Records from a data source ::
◆ ◆ ◆ ◆ ◆ ◆ ◆

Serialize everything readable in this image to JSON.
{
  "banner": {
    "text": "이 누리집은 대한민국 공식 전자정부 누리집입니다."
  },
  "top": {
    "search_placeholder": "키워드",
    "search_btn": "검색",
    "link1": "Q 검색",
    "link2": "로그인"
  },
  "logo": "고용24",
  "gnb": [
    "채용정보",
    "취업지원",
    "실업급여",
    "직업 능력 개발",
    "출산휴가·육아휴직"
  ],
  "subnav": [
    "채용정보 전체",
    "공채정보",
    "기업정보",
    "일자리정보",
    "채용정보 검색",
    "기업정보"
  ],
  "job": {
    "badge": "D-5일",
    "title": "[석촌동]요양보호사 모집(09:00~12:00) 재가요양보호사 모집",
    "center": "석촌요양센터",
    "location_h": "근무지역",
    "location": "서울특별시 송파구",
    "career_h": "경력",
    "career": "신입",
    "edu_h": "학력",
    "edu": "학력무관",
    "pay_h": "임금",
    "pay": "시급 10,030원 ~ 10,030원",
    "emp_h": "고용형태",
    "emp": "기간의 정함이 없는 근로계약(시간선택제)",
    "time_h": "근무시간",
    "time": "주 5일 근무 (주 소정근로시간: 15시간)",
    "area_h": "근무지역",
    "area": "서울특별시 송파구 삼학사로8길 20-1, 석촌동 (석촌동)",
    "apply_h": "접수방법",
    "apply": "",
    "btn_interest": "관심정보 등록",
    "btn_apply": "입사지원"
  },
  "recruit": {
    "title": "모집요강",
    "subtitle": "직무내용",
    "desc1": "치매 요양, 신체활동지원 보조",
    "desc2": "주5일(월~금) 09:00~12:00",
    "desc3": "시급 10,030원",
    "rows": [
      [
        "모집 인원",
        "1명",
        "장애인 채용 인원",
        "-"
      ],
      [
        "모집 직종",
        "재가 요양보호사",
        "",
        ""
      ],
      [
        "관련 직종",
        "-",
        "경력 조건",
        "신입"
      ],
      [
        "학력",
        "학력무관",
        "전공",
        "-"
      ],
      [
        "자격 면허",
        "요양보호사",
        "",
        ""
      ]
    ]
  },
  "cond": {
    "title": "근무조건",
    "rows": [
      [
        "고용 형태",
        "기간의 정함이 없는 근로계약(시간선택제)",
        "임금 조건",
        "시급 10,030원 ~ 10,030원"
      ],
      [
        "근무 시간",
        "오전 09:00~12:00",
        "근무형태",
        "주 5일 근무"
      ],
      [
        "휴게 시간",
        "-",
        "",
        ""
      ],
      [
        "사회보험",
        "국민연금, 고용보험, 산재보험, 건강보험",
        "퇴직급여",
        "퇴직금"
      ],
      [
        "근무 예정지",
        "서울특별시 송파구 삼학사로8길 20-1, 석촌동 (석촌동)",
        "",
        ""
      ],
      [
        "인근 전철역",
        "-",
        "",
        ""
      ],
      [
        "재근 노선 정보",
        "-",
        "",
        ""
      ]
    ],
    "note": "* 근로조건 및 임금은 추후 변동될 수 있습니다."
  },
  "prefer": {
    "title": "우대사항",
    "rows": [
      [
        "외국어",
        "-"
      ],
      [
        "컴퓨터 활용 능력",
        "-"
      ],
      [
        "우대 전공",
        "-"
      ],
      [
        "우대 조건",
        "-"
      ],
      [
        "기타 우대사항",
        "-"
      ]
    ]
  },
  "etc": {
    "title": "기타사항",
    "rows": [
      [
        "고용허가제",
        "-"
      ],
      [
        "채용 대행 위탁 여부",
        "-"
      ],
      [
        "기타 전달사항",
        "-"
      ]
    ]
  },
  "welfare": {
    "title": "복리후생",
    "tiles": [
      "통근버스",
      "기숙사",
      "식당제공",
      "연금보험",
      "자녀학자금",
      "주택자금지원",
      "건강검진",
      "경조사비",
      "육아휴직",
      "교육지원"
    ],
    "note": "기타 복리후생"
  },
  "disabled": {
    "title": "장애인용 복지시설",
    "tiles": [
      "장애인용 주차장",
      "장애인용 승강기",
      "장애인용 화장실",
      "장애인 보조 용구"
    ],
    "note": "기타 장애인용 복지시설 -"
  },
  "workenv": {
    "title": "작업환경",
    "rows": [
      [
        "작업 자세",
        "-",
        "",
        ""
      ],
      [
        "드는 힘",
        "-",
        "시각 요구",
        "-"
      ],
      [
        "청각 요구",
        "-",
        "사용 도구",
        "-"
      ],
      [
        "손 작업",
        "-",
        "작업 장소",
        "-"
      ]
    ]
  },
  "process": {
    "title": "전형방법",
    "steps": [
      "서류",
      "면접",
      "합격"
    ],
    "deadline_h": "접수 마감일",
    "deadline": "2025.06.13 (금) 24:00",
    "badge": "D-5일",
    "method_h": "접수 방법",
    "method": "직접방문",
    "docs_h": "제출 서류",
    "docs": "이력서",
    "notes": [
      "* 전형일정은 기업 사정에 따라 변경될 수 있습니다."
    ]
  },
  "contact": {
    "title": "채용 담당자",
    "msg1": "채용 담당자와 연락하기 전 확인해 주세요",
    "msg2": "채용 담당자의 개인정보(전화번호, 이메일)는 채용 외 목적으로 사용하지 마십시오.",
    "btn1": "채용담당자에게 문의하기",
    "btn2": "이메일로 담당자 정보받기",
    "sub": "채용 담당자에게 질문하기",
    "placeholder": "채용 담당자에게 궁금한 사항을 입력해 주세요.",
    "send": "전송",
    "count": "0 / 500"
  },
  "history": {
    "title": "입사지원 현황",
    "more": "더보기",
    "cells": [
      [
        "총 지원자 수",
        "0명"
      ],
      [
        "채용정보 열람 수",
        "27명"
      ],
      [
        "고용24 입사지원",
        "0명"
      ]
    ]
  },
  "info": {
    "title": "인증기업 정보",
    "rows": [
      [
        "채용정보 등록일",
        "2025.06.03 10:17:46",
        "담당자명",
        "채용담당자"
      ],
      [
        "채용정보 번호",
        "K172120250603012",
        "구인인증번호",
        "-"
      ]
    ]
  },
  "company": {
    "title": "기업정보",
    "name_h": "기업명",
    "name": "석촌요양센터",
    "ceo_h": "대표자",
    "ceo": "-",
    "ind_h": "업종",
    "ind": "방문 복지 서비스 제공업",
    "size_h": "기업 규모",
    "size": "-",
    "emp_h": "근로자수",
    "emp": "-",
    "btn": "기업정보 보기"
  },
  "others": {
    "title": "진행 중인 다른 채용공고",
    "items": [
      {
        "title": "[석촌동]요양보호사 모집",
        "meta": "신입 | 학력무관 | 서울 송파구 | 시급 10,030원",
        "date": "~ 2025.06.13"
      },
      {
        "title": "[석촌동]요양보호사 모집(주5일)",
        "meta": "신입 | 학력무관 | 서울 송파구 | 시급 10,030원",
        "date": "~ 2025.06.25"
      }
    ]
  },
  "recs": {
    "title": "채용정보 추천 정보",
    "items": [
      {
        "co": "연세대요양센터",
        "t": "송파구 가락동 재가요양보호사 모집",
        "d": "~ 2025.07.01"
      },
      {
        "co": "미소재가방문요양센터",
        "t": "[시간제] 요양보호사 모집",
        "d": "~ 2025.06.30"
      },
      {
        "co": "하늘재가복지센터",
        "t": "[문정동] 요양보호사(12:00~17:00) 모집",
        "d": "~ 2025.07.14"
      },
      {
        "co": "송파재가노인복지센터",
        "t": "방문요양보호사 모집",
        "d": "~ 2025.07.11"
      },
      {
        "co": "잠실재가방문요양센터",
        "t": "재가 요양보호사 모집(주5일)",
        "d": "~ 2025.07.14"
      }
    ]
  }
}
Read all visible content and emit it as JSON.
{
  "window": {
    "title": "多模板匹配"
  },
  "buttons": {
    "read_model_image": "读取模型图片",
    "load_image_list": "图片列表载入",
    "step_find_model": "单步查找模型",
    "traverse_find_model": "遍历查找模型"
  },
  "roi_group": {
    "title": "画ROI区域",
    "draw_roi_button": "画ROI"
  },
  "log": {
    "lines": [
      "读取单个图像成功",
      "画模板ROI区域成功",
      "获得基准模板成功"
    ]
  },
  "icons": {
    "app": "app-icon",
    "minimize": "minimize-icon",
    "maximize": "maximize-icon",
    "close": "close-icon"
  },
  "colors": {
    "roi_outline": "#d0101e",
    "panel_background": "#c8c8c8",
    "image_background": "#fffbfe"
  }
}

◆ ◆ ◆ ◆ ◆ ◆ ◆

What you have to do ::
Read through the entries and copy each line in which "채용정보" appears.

Worked solution ::
    "채용정보",
    "채용정보 전체",
    "채용정보 검색",
        "채용정보 열람 수",
        "채용정보 등록일",
        "채용정보 번호",
    "title": "채용정보 추천 정보",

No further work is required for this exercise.